I personally know a working lady with a name Kajol (name changed) whose husband is suffering from blood cancer. One will feel very sad to watch how is she fast losing all her life’s savings for the treatment of her husband, pushing herself, having no alternative means, towards an extremely difficult situation day by day. There are millions of such Kajols in our society, who are denied of effective public healthcare alternatives to save lives of their loved ones.
If all stakeholders are so “patient centric” in attaining their respective objectives, why will over 650 million people of India not have access to modern medicines, even today? Is it ALL for poor healthcare infrastructure and healthcare delivery system in the country? If so, why do we have millions of Kajol’s in our country?
Consumer awareness and pressure on healthcare services and medicines in India will increase – a change for the better:
With the winds of economic change, rising general income levels especially of the middle income population, faster awareness and penetration of health insurance among the common citizens, over a period of time Indian consumers in general and the patients, in particular, like in the developed countries of the world, will start taking more and more informed decisions by themselves about their healthcare needs and related expenditure through their healthcare providers.
As the private healthcare providers will emerge in India, much more in number, like the developed world, they will concentrate not only on their financial and operational efficiencies exerting immense pressure on other stakeholders to squeeze out the best deal at the minimal cost, but also to remain competitive will start charting many uncharted frontiers and explore ways of enhancing the ‘feel good factors’ of the patients through various innovative ways… God willing.
All stakeholders of the healthcare industry need to think of inclusive growth, not just the commercial growth, which could further widen the socio-economic divide in the country, creating numbers of serious social issues. As we know, this divide has already started widening at a brisk pace, especially in the healthcare sector of the country
It is hightime for the civil society, as well, to ponder and actively participate to make sure that the inclusive growth of the healthcare sector in India takes place, where like primary education, primary healthcare should be the ‘fundamental right’ for ALL citizens of the country.
By Tapan Ray
Disclaimer: The views/opinions expressed in this article are entirely my own, written in my individual and personal capacity.
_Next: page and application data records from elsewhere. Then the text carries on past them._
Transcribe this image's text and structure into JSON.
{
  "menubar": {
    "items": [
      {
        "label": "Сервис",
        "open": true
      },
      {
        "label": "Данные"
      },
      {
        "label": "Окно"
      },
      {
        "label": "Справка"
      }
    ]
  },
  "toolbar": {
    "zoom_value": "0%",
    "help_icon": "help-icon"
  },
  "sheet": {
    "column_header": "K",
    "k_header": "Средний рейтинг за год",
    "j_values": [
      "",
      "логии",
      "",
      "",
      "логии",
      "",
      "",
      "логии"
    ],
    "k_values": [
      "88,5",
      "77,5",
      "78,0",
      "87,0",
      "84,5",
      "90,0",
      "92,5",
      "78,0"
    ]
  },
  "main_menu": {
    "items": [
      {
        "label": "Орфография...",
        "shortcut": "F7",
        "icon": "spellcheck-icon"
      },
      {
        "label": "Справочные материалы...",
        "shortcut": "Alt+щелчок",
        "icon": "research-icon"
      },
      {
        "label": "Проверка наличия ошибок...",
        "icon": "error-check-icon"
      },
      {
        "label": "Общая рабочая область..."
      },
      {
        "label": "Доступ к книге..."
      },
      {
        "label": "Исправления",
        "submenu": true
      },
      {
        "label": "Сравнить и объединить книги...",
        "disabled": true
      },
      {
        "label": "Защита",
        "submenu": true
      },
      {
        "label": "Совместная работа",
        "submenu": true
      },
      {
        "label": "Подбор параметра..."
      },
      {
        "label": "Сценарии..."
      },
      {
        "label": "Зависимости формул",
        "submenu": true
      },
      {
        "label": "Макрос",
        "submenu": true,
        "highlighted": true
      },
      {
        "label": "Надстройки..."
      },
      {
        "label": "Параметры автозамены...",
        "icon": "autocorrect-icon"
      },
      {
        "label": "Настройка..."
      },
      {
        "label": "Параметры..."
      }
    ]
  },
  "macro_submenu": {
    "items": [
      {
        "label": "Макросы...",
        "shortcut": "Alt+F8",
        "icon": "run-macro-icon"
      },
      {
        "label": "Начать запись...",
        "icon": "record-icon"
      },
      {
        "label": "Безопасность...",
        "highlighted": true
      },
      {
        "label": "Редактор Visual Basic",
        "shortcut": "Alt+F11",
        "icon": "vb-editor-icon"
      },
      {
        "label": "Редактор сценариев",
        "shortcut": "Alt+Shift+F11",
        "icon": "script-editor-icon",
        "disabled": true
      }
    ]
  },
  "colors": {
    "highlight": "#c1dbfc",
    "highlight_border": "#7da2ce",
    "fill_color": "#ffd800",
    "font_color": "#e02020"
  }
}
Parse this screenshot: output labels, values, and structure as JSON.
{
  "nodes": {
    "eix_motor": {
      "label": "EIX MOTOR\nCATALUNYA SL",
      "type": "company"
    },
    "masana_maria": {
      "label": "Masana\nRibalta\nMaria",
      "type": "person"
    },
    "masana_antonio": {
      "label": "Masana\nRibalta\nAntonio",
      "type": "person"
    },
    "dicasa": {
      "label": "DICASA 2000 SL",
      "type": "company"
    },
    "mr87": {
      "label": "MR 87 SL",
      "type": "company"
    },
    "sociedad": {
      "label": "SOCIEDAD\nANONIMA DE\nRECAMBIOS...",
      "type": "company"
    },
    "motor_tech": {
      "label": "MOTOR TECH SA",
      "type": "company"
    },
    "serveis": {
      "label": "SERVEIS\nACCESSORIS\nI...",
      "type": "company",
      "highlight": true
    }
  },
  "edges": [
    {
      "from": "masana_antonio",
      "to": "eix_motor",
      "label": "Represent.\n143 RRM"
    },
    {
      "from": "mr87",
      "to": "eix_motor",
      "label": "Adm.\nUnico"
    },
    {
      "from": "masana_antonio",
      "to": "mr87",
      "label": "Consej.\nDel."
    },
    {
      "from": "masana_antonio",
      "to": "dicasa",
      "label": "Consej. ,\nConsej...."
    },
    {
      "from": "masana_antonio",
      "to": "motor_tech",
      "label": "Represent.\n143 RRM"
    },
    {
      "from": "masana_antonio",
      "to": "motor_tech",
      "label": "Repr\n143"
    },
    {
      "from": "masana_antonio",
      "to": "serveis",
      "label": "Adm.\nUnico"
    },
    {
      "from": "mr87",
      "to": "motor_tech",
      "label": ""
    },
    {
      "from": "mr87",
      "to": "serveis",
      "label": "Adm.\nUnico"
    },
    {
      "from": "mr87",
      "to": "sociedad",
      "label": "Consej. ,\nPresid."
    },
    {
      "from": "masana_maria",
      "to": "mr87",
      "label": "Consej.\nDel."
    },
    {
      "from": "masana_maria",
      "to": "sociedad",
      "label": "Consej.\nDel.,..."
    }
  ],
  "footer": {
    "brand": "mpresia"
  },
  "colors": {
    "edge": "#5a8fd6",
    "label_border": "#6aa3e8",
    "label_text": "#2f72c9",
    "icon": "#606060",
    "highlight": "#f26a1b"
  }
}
I do not represent any other person or organization for this opinion.